## EXERCISE:
Lines with "JSON": please show every one of them from the listing below.

______

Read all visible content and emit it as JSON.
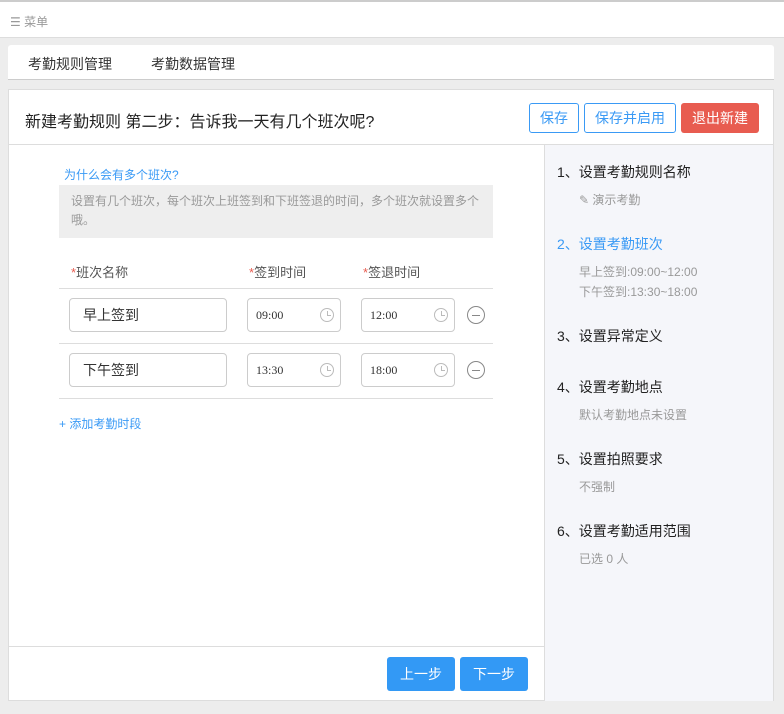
{
  "topbar": {
    "menu_icon": "hamburger-icon",
    "menu_label": "菜单"
  },
  "tabs": [
    "考勤规则管理",
    "考勤数据管理"
  ],
  "header": {
    "title": "新建考勤规则 第二步：告诉我一天有几个班次呢?",
    "save": "保存",
    "save_enable": "保存并启用",
    "exit": "退出新建"
  },
  "form": {
    "why_link": "为什么会有多个班次?",
    "tip": "设置有几个班次，每个班次上班签到和下班签退的时间，多个班次就设置多个哦。",
    "required_mark": "*",
    "columns": [
      "班次名称",
      "签到时间",
      "签退时间"
    ],
    "rows": [
      {
        "name": "早上签到",
        "in": "09:00",
        "out": "12:00"
      },
      {
        "name": "下午签到",
        "in": "13:30",
        "out": "18:00"
      }
    ],
    "add_link": "+ 添加考勤时段",
    "prev": "上一步",
    "next": "下一步"
  },
  "steps": [
    {
      "label": "1、设置考勤规则名称",
      "sub": [
        "演示考勤"
      ]
    },
    {
      "label": "2、设置考勤班次",
      "sub": [
        "早上签到:09:00~12:00",
        "下午签到:13:30~18:00"
      ]
    },
    {
      "label": "3、设置异常定义",
      "sub": []
    },
    {
      "label": "4、设置考勤地点",
      "sub": [
        "默认考勤地点未设置"
      ]
    },
    {
      "label": "5、设置拍照要求",
      "sub": [
        "不强制"
      ]
    },
    {
      "label": "6、设置考勤适用范围",
      "sub": [
        "已选 0 人"
      ]
    }
  ],
  "colors": {
    "accent": "#3a9af5",
    "danger": "#e85c50",
    "primary": "#3399f5"
  }
}
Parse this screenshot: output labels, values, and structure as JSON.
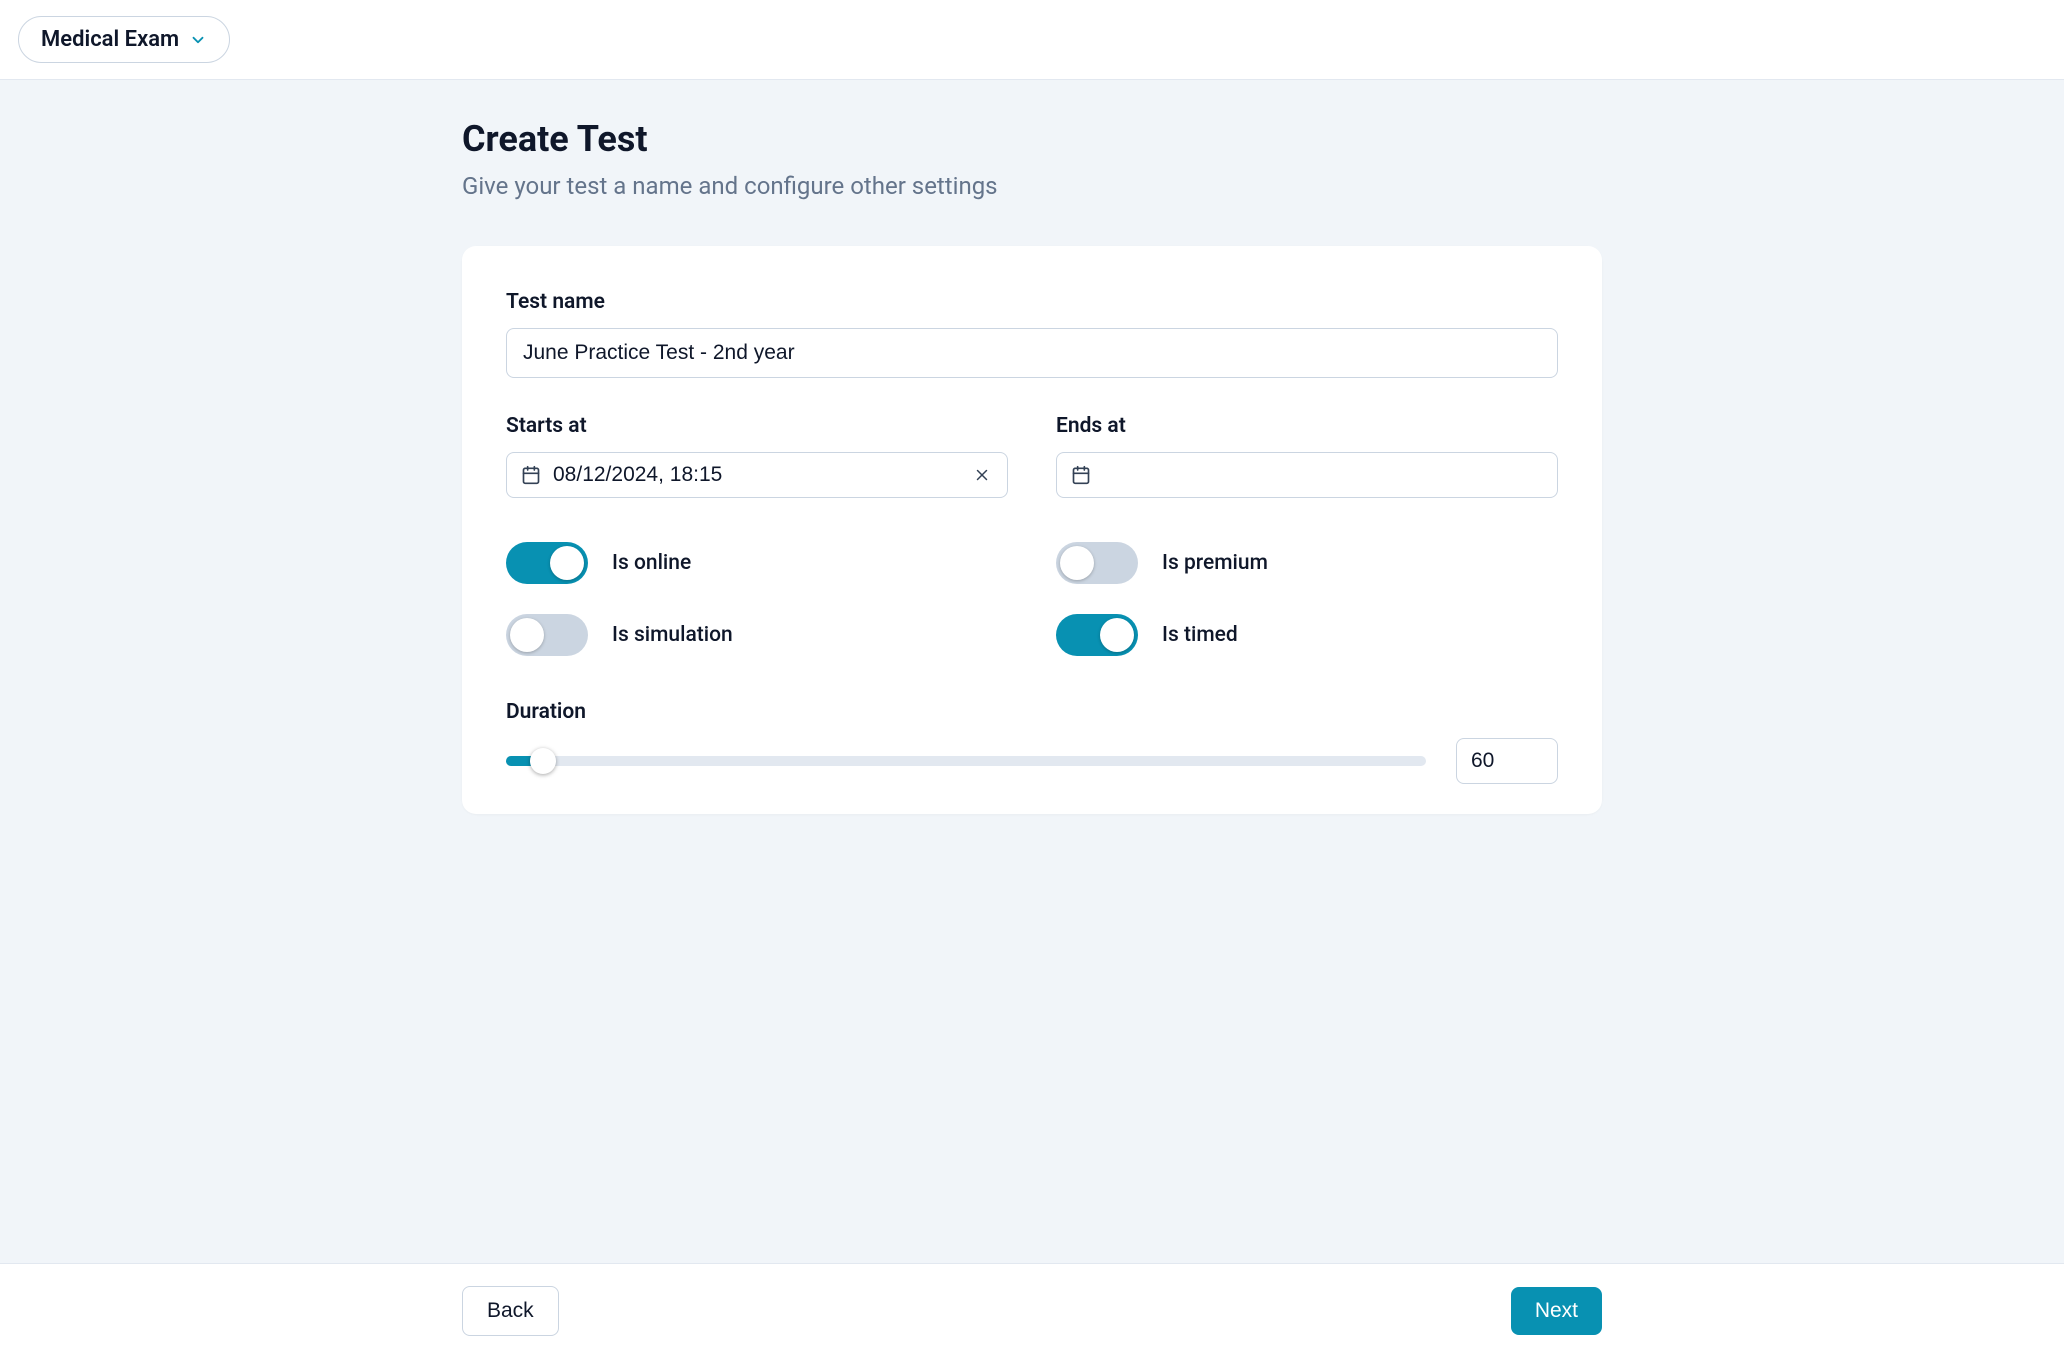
{
  "header": {
    "dropdown_label": "Medical Exam"
  },
  "page": {
    "title": "Create Test",
    "subtitle": "Give your test a name and configure other settings"
  },
  "form": {
    "test_name_label": "Test name",
    "test_name_value": "June Practice Test - 2nd year",
    "starts_at_label": "Starts at",
    "starts_at_value": "08/12/2024, 18:15",
    "ends_at_label": "Ends at",
    "ends_at_value": "",
    "toggles": {
      "is_online": {
        "label": "Is online",
        "value": true
      },
      "is_premium": {
        "label": "Is premium",
        "value": false
      },
      "is_simulation": {
        "label": "Is simulation",
        "value": false
      },
      "is_timed": {
        "label": "Is timed",
        "value": true
      }
    },
    "duration_label": "Duration",
    "duration_value": "60"
  },
  "footer": {
    "back_label": "Back",
    "next_label": "Next"
  }
}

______

## EXERCISE ANSWER:
Read all visible content and emit it as JSON.
Parse this screenshot: output labels, values, and structure as JSON.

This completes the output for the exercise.